The reply must be the number of lines in the following material that include the word "JSON", and nothing more.

* _RECORD EXCERPTS_
+===+
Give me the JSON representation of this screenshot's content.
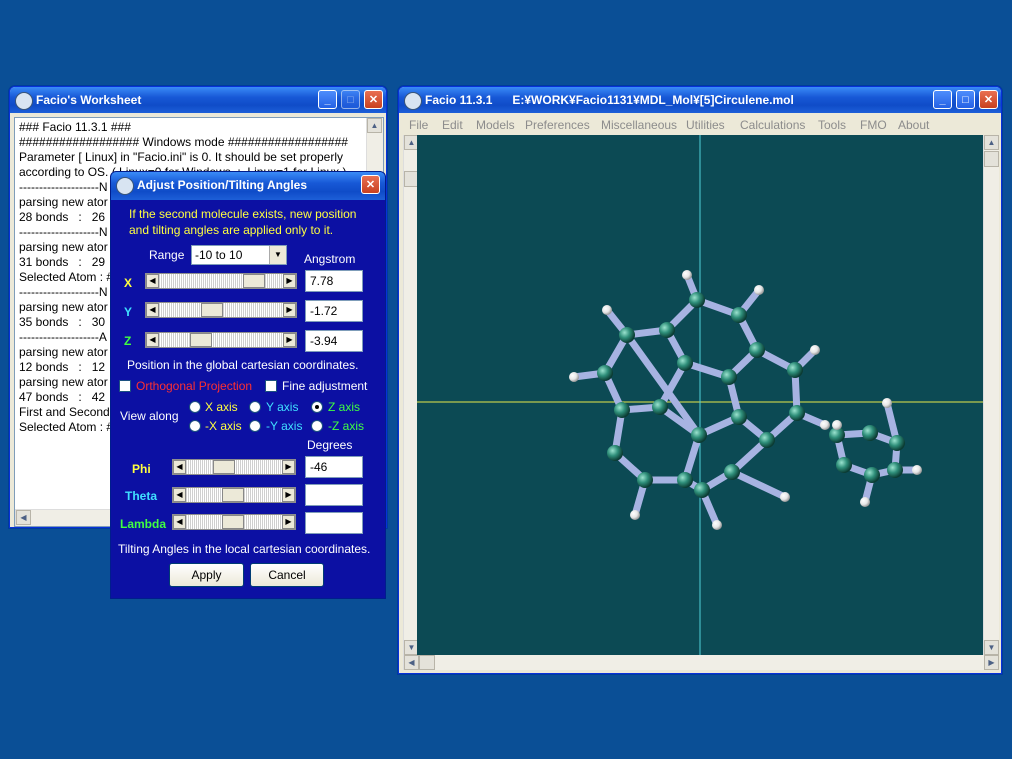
{
  "worksheet": {
    "title": "Facio's Worksheet",
    "lines": [
      "### Facio 11.3.1 ###",
      "################## Windows mode ##################",
      "Parameter [ Linux] in \"Facio.ini\" is 0. It should be set properly",
      "according to OS. ( Linux=0 for Windows  :  Linux=1 for Linux )",
      "--------------------N",
      "parsing new ator",
      "28 bonds   :   26",
      "--------------------N",
      "parsing new ator",
      "31 bonds   :   29",
      "Selected Atom : #",
      "--------------------N",
      "parsing new ator",
      "35 bonds   :   30",
      "--------------------A",
      "parsing new ator",
      "12 bonds   :   12",
      "parsing new ator",
      "47 bonds   :   42",
      "First and Second",
      "Selected Atom : #"
    ]
  },
  "main": {
    "title": "Facio 11.3.1      E:¥WORK¥Facio1131¥MDL_Mol¥[5]Circulene.mol",
    "menu": [
      "File",
      "Edit",
      "Models",
      "Preferences",
      "Miscellaneous",
      "Utilities",
      "Calculations",
      "Tools",
      "FMO",
      "About"
    ]
  },
  "dialog": {
    "title": "Adjust Position/Tilting Angles",
    "info_line1": "If the second molecule exists,  new position",
    "info_line2": "and tilting angles are applied only to it.",
    "range_label": "Range",
    "range_value": "-10 to 10",
    "angstrom_label": "Angstrom",
    "x_label": "X",
    "x_value": "7.78",
    "x_level": 0.82,
    "y_label": "Y",
    "y_value": "-1.72",
    "y_level": 0.41,
    "z_label": "Z",
    "z_value": "-3.94",
    "z_level": 0.3,
    "position_caption": "Position in the global cartesian coordinates.",
    "ortho_label": "Orthogonal Projection",
    "fine_label": "Fine adjustment",
    "view_along_label": "View along",
    "axes": [
      "X axis",
      "Y axis",
      "Z axis",
      "-X axis",
      "-Y axis",
      "-Z axis"
    ],
    "selected_axis": "Z axis",
    "degrees_label": "Degrees",
    "phi_label": "Phi",
    "phi_value": "-46",
    "phi_level": 0.37,
    "theta_label": "Theta",
    "theta_value": "",
    "theta_level": 0.48,
    "lambda_label": "Lambda",
    "lambda_value": "",
    "lambda_level": 0.48,
    "tilt_caption": "Tilting Angles in the local cartesian coordinates.",
    "apply_label": "Apply",
    "cancel_label": "Cancel"
  },
  "colors": {
    "desktop": "#0a4f96",
    "dialog_bg": "#0c10a3",
    "canvas_bg": "#0c4a54",
    "atom_carbon": "#2f8f7a",
    "atom_hydrogen": "#f0f0f0",
    "bond": "#a7b3e2",
    "axis_h": "#e8e84a",
    "axis_v": "#4fd0d8"
  }
}
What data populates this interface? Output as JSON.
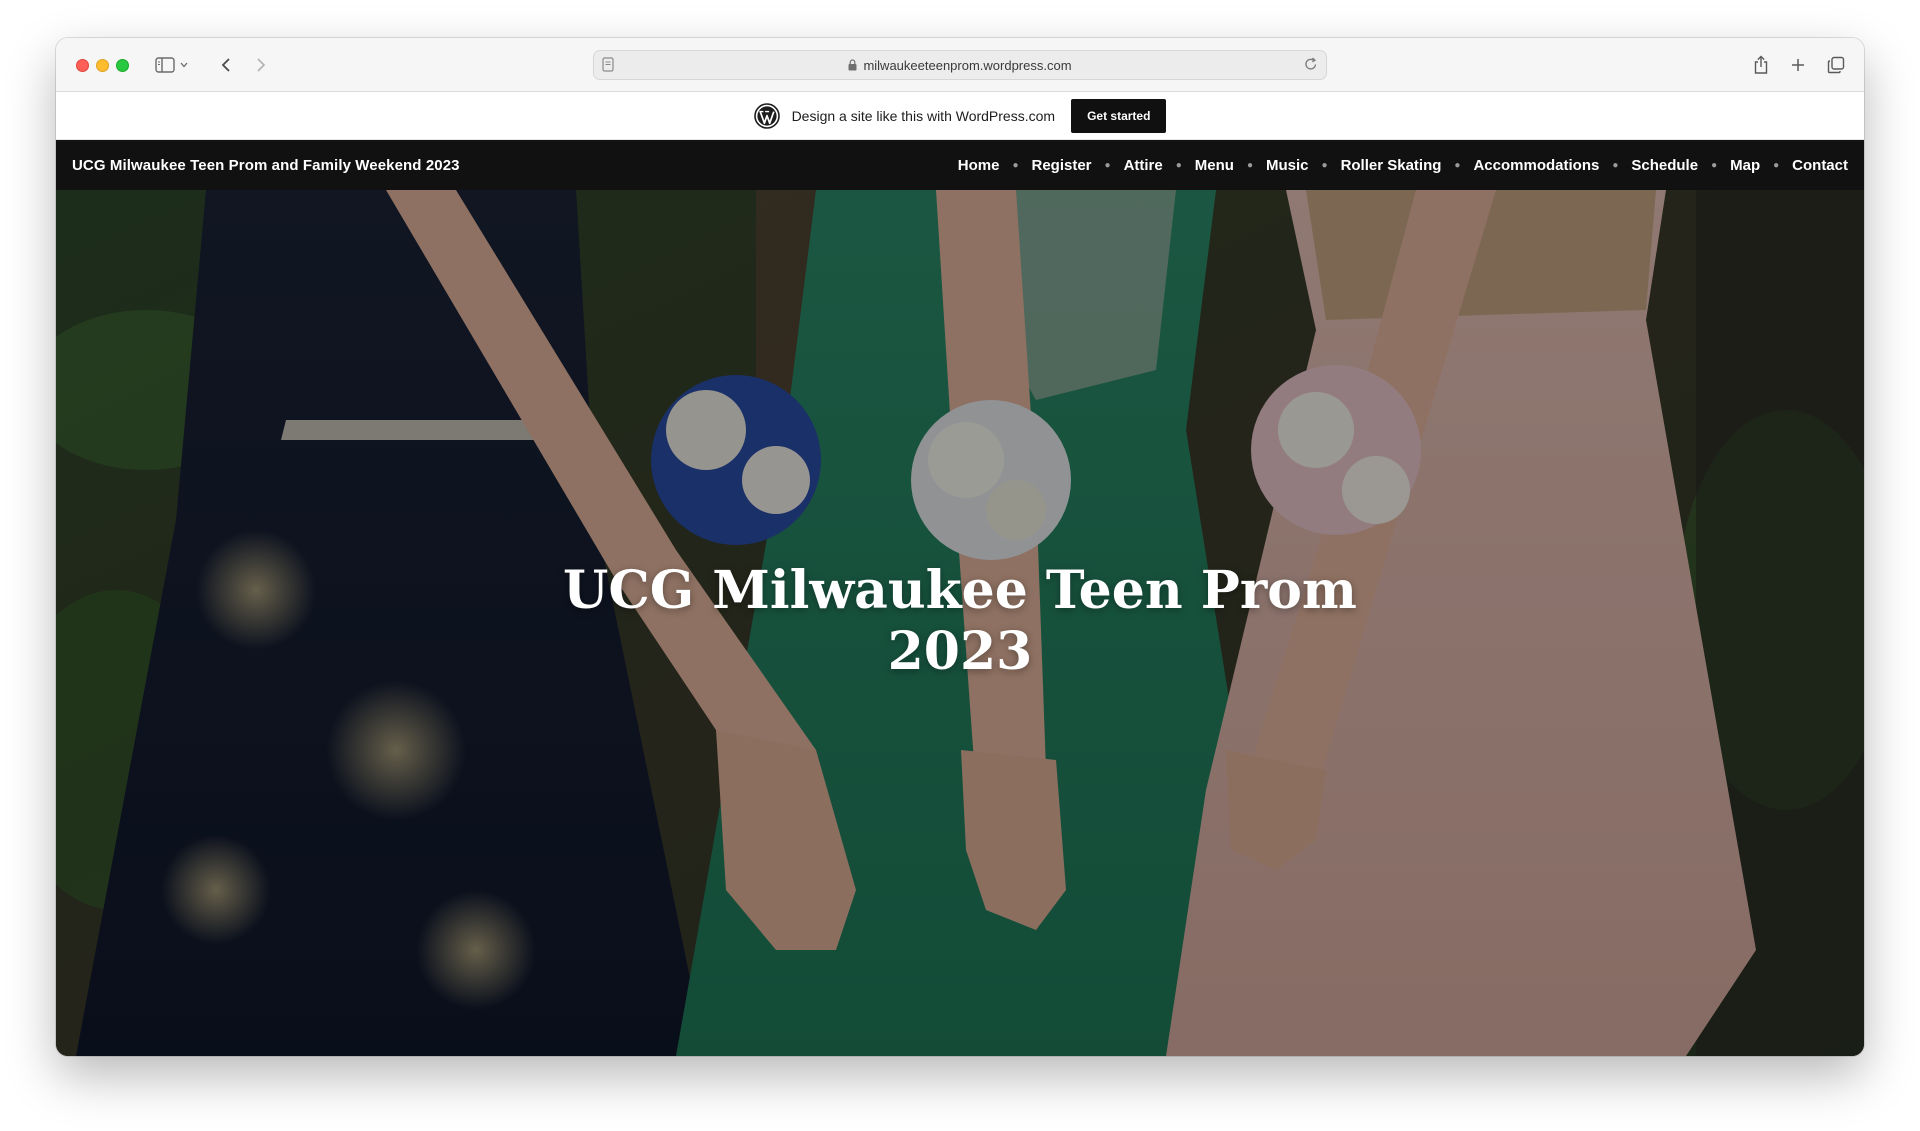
{
  "browser": {
    "url": "milwaukeeteenprom.wordpress.com"
  },
  "promo": {
    "text": "Design a site like this with WordPress.com",
    "button_label": "Get started"
  },
  "site": {
    "title": "UCG Milwaukee Teen Prom and Family Weekend 2023",
    "nav": [
      {
        "label": "Home"
      },
      {
        "label": "Register"
      },
      {
        "label": "Attire"
      },
      {
        "label": "Menu"
      },
      {
        "label": "Music"
      },
      {
        "label": "Roller Skating"
      },
      {
        "label": "Accommodations"
      },
      {
        "label": "Schedule"
      },
      {
        "label": "Map"
      },
      {
        "label": "Contact"
      }
    ]
  },
  "hero": {
    "title_line1": "UCG Milwaukee Teen Prom",
    "title_line2": "2023"
  },
  "colors": {
    "header_bg": "#111111",
    "button_bg": "#101010",
    "close_dot": "#ff5f57",
    "minimize_dot": "#febc2e",
    "zoom_dot": "#28c840"
  }
}
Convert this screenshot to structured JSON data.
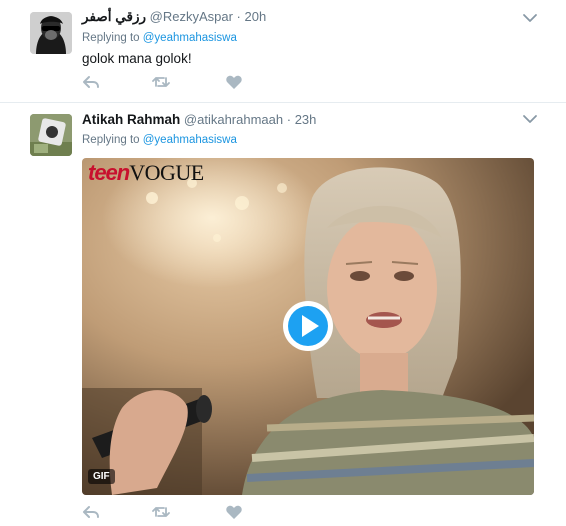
{
  "tweets": [
    {
      "fullname": "رزقي أصفر",
      "username": "@RezkyAspar",
      "separator": "·",
      "time": "20h",
      "replying_prefix": "Replying to",
      "replying_to": "@yeahmahasiswa",
      "text": "golok mana golok!"
    },
    {
      "fullname": "Atikah Rahmah",
      "username": "@atikahrahmaah",
      "separator": "·",
      "time": "23h",
      "replying_prefix": "Replying to",
      "replying_to": "@yeahmahasiswa",
      "media": {
        "brand_teen": "teen",
        "brand_vogue": "VOGUE",
        "badge": "GIF"
      }
    }
  ],
  "icons": {
    "chevron": "chevron-down-icon",
    "reply": "reply-icon",
    "retweet": "retweet-icon",
    "like": "heart-icon",
    "play": "play-icon"
  },
  "colors": {
    "link": "#1b95e0",
    "muted": "#657786",
    "action": "#aab8c2",
    "text": "#14171a"
  }
}
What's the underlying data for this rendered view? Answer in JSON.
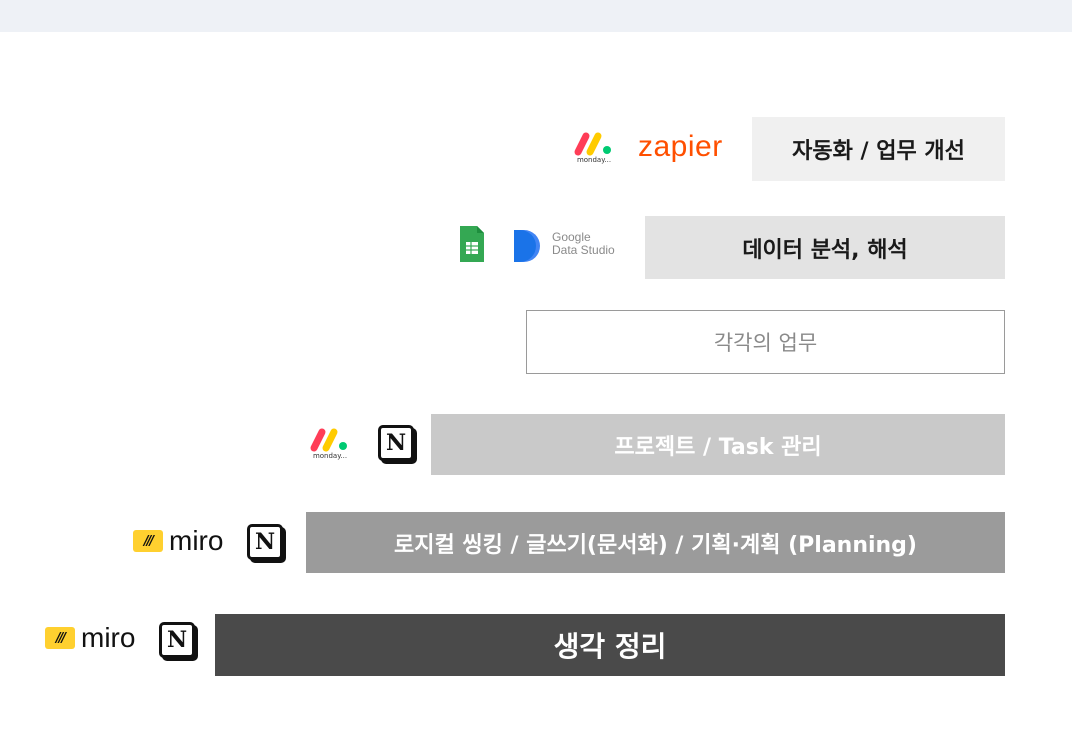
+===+
* _TASK OUTPUT_
4